Many Americans saddled with student loan debt regret borrowing money for college, and some report making less than friends who don’t have a degree, a new survey has found.
Sixty-eight percent of the 2,000 people surveyed said they are struggling to make federal loan payments, and 60% are unable to save money.
Student debt caused a third of respondents to delay starting a family, and 64% to put off making a major purchase, such as property or a new car.
“With the cost of college rising faster than inflation, the situation is only getting worse,” said Roman Peskin, founder and CEO of ELVTR, the online education program that conducted the survey.
“Loan forgiveness, while a great initiative, is really just a Band-Aid. Before we dress the wound, we need to stitch it up first.”
The Biden administration’s student loan forgiveness program, announced in August, could erase up to $20,000 in debt for tens of millions of Americans.
The forgiveness form was previewed Tuesday, a day before a federal judge started to weigh a lawsuit from six Republican-led states seeking to block the proposal.
In the meantime, many people who have already borrowed money are experiencing some form of buyer’s remorse, Peskin said.
The average public university student borrows $32,880 to obtain a bachelor’s degree, according to Education Data Initiative.
Thirty-six percent of respondents regretted borrowing money for school, 28% said they would choose a different field, and 40% plan to change careers in the future.

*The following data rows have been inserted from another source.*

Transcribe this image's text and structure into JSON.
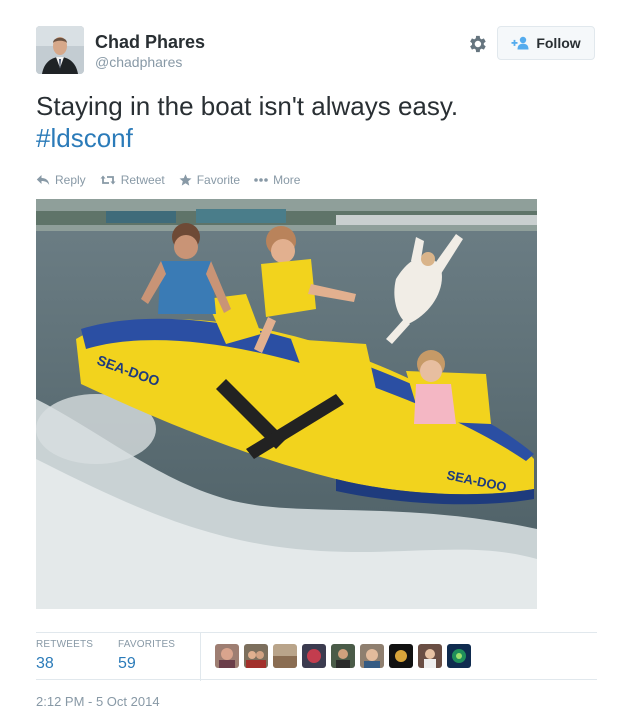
{
  "user": {
    "full_name": "Chad Phares",
    "username": "@chadphares",
    "avatar_icon": "profile-photo"
  },
  "header": {
    "gear_icon": "gear-icon",
    "follow_label": "Follow",
    "follow_icon": "add-user-icon"
  },
  "tweet": {
    "text": "Staying in the boat isn't always easy.",
    "hashtag": "#ldsconf",
    "photo_description": "Kids and a cat flying off an inflatable tube on a lake"
  },
  "actions": {
    "reply_label": "Reply",
    "retweet_label": "Retweet",
    "favorite_label": "Favorite",
    "more_label": "More"
  },
  "stats": {
    "retweets_label": "RETWEETS",
    "retweets_count": "38",
    "favorites_label": "FAVORITES",
    "favorites_count": "59",
    "favoriter_avatar_count": 9
  },
  "timestamp": "2:12 PM - 5 Oct 2014",
  "colors": {
    "text": "#292f33",
    "muted": "#8899a6",
    "link": "#2b7bb9",
    "border": "#e1e8ed"
  }
}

More than half of participants said they have experienced mental health issues, with anxiety being the most prominent, due to their debt.

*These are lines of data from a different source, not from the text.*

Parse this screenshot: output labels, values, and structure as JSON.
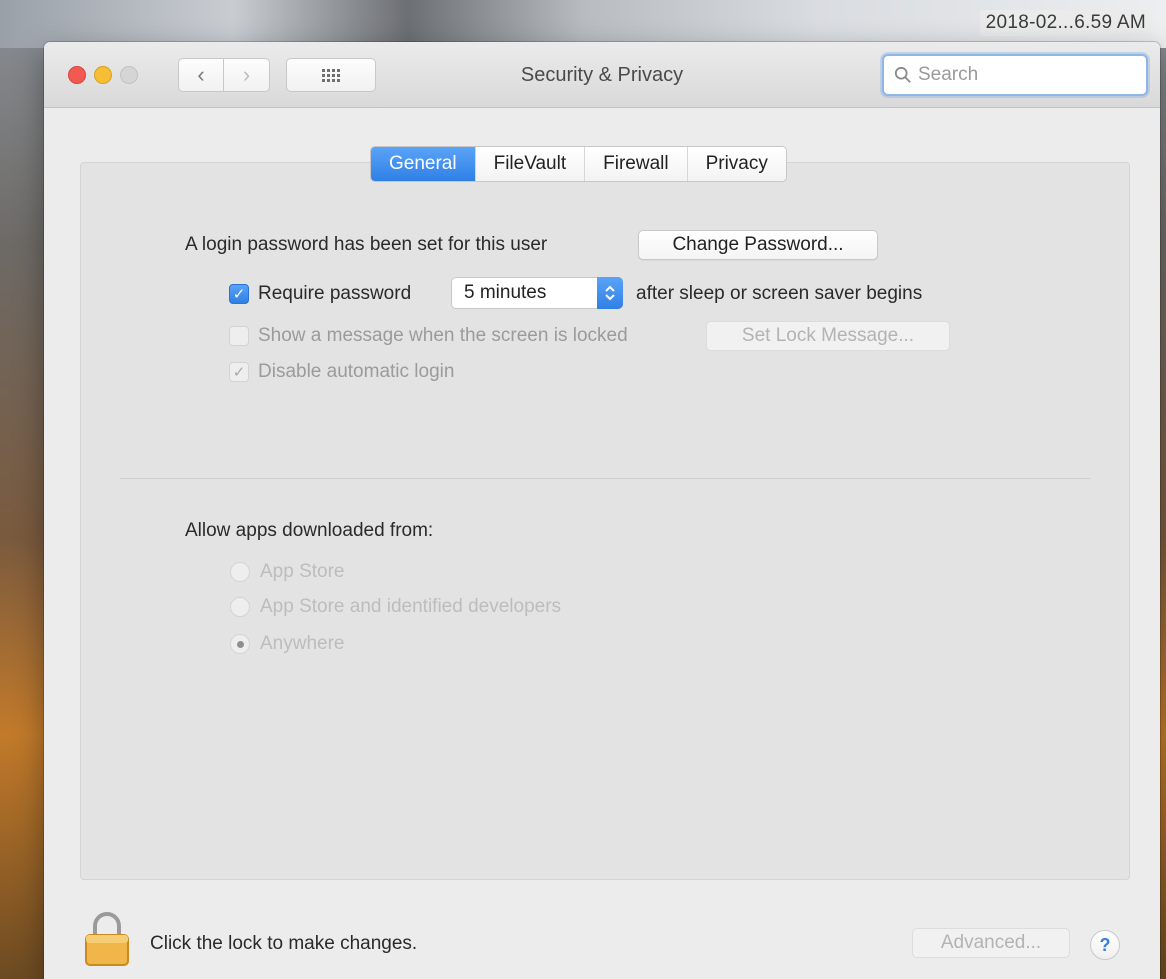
{
  "menubar": {
    "clock": "2018-02...6.59 AM"
  },
  "window": {
    "title": "Security & Privacy",
    "back_glyph": "‹",
    "forward_glyph": "›",
    "search": {
      "placeholder": "Search",
      "value": ""
    }
  },
  "tabs": [
    {
      "label": "General",
      "active": true
    },
    {
      "label": "FileVault",
      "active": false
    },
    {
      "label": "Firewall",
      "active": false
    },
    {
      "label": "Privacy",
      "active": false
    }
  ],
  "general": {
    "login_password_text": "A login password has been set for this user",
    "change_password_button": "Change Password...",
    "require_password": {
      "label": "Require password",
      "checked": true,
      "delay_selected": "5 minutes",
      "suffix": "after sleep or screen saver begins"
    },
    "show_message": {
      "label": "Show a message when the screen is locked",
      "checked": false,
      "button": "Set Lock Message..."
    },
    "disable_auto_login": {
      "label": "Disable automatic login",
      "checked": true
    },
    "allow_apps": {
      "heading": "Allow apps downloaded from:",
      "options": [
        {
          "label": "App Store",
          "selected": false
        },
        {
          "label": "App Store and identified developers",
          "selected": false
        },
        {
          "label": "Anywhere",
          "selected": true
        }
      ]
    }
  },
  "footer": {
    "lock_text": "Click the lock to make changes.",
    "advanced_button": "Advanced...",
    "help_glyph": "?"
  },
  "colors": {
    "accent": "#2f7fe6",
    "close": "#f25a51",
    "minimize": "#f6be34"
  }
}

However, results may not be indicative of many other Americans, as only people who have paid to take online courses with ELVTR were invited to respond.
The Massachusetts Department of Higher Education offers a different reason for declining interest in college, which it says is most prominent among districts with higher concentrations of poverty.
As a whole, public college enrollment has declined by nearly 10% over the past five years in Massachusetts, to 60.4%, according to a department presentation,
An inability to immediately enroll in higher education leads to lower earning potential by the time a person reaches their 30s, the presentation showed.
The average salary was $49,456 for those who went directly to college, $39,527 for those who delayed enrollment, and $37,075 for those who chose not to attend.
The lowest immediate enrollment was seen among Latinos and Black males. Asian-Americans and white females are far ahead of the pack with the highest enrollment.
To close these zip-code based college attainment gaps, the department is putting more of an emphasis on equity initiatives.